052015-Update-on-Donielle-Wilde Sylvia-Hope-baptismSylvia and Father Joseph Mack at her baptism at St. Paul the Apostle Church in Greensboro. (Photo provided by Donielle Wilde)"Then once again I was humbled. One Sunday at Mass while reciting the Penitential Rite it struck me as we are all saying, 'brothers and sisters ... pray for me to the Lord our God.' There it was, right there in the Mass. That is the Universal Church in action. We are our brothers' keeper, we all need each other on this path to holiness."

To all those who prayerfully accompanied them on their journey Donielle says, "Thank you from the bottom of our hearts for imitating Christ's love through your actions of prayer and sacrifice on our behalf."

Lipscomb asks everyone to keep Donielle in their prayers.
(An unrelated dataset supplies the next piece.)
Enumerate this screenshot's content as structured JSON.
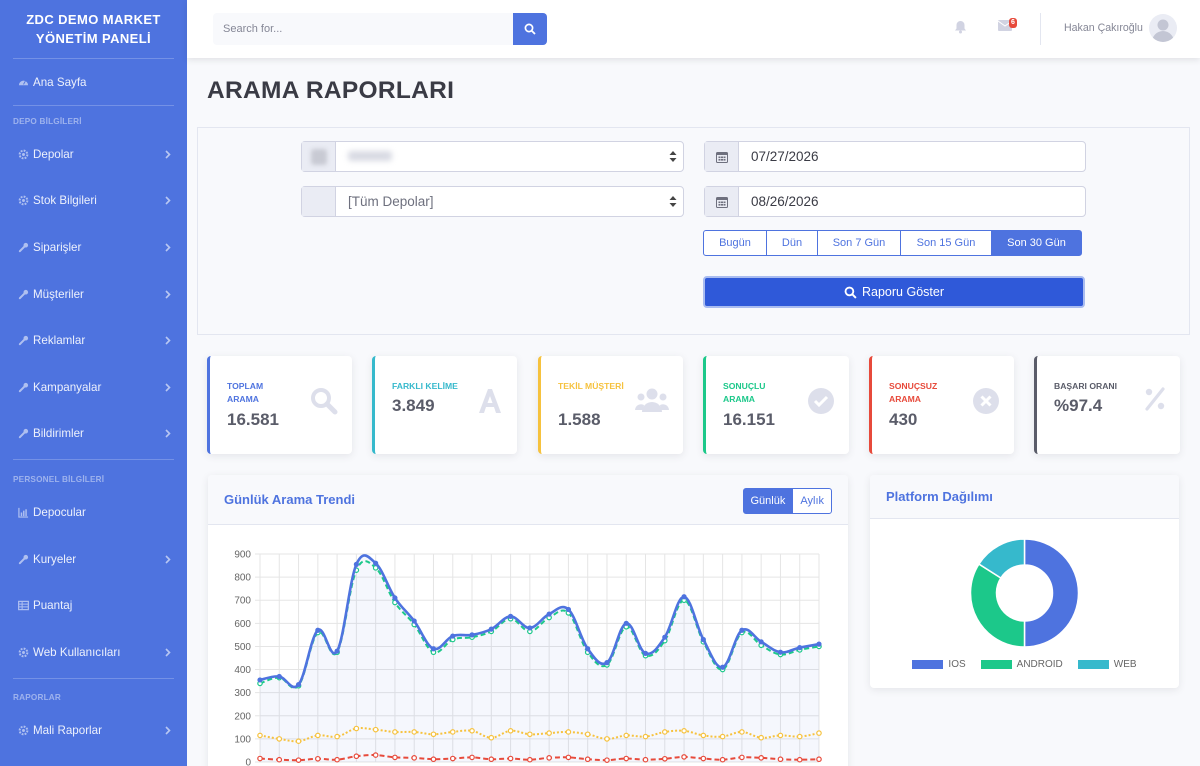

"Time will tell," he says. "There's always a chance of recurrence. That is why I continue to pray for Donielle and others should be encouraged to do so as well."

The Wildes view their ordeal not as a test of their faith, but as a way to unite their suffering to that of Jesus Christ on the cross.

"It is only through Him that you will be able to experience the joy of suffering and peace of the unknown," Donielle says. "I told my oncologists that if I made it through my pregnancy, I would do anything they recommended once Sylvia Hope was born. There was never a point that I felt fear.

"Often we need to step back and take a look at the situation we are facing with two sets of lenses: the natural and the spiritual. In my case, it was very easy to discern what to do when the other option was that of taking the life of my child. We need to remind ourselves that the devil wants us to be scared, fearful and in despair. We must rebuke those feelings by placing our trust in God.

"The things my oncologists had predicted to happen, such as an aggressive continued spread of cancer due to the pregnancy producing hormones acting like fertilizer to a plant, didn't happen, and no one knows why."

She adds, "I've come to the realization in my own heart that God wants to perform miracles. We just need to allow Him to do so, giving Him enough room to work and ridding ourselves of anything that is not of God, beginning with fear, anxiety and despair.

"God wants to restore order. We may not always understand His plan, but must trust and hope in difficult circumstances. Be at peace no matter what!"

— SueAnn Howell, senior reporter